* EXERCISE *
Every line of the records that holds the word "Enabled" should be copied.

* DATASET EXTRACT *
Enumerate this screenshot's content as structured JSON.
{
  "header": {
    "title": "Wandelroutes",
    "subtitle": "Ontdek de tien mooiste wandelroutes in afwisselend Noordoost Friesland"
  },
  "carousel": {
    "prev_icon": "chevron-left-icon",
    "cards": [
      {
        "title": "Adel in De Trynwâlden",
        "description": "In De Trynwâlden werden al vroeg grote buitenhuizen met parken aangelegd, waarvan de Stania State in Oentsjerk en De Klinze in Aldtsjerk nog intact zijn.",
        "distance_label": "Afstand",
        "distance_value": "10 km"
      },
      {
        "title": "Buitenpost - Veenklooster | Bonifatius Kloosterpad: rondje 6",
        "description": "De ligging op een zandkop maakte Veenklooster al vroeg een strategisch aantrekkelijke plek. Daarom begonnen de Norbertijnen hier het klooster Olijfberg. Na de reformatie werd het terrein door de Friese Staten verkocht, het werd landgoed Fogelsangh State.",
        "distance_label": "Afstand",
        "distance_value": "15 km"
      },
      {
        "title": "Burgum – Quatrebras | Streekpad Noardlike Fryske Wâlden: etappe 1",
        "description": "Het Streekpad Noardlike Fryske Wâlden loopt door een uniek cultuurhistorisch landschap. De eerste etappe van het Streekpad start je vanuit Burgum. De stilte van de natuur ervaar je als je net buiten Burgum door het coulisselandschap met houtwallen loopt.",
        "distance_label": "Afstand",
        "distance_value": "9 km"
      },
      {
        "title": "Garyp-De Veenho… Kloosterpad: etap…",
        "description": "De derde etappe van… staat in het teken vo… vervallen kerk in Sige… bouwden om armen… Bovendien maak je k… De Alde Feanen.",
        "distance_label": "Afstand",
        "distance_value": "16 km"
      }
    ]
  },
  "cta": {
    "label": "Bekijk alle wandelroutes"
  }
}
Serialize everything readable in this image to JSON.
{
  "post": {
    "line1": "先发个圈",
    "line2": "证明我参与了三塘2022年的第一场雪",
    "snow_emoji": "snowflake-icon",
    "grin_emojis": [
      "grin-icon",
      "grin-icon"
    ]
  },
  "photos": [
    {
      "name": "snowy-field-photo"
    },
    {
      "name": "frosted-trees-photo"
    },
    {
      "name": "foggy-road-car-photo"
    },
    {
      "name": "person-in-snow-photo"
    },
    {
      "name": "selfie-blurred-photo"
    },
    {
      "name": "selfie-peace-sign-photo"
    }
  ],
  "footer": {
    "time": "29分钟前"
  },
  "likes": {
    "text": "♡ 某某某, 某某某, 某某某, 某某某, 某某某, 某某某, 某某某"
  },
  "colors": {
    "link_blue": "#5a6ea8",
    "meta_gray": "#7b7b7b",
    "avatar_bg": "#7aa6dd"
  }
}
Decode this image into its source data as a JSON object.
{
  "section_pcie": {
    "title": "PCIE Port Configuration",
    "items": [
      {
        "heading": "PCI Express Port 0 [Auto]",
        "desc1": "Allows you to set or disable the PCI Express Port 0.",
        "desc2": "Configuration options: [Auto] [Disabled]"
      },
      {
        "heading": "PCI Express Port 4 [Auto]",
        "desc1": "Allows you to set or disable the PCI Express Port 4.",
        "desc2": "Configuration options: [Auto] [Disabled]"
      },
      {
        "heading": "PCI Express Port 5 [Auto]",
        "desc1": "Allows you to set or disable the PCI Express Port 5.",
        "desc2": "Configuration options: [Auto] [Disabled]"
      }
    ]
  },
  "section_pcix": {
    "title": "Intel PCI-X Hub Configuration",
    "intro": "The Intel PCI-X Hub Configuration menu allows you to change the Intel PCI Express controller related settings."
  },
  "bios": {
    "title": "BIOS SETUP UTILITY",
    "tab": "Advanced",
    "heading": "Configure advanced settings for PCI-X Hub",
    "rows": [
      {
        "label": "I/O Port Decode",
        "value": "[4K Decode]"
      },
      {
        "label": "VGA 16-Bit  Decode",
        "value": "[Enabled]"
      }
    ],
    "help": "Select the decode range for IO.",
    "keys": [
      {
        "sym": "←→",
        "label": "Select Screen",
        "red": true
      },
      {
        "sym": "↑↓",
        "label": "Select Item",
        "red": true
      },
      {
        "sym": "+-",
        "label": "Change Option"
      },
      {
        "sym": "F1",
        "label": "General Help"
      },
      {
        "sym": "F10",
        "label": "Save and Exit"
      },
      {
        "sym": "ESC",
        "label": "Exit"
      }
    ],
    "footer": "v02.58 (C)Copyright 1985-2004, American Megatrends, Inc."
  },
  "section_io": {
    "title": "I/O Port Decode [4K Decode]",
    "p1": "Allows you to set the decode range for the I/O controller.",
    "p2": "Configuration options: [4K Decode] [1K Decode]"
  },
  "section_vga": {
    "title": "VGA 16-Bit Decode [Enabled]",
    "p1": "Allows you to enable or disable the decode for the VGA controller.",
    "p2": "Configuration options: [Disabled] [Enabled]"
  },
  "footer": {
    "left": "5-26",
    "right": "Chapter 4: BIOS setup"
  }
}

* SOLUTION BELOW *
        "value": "[Enabled]"
    "title": "VGA 16-Bit Decode [Enabled]",
    "p2": "Configuration options: [Disabled] [Enabled]"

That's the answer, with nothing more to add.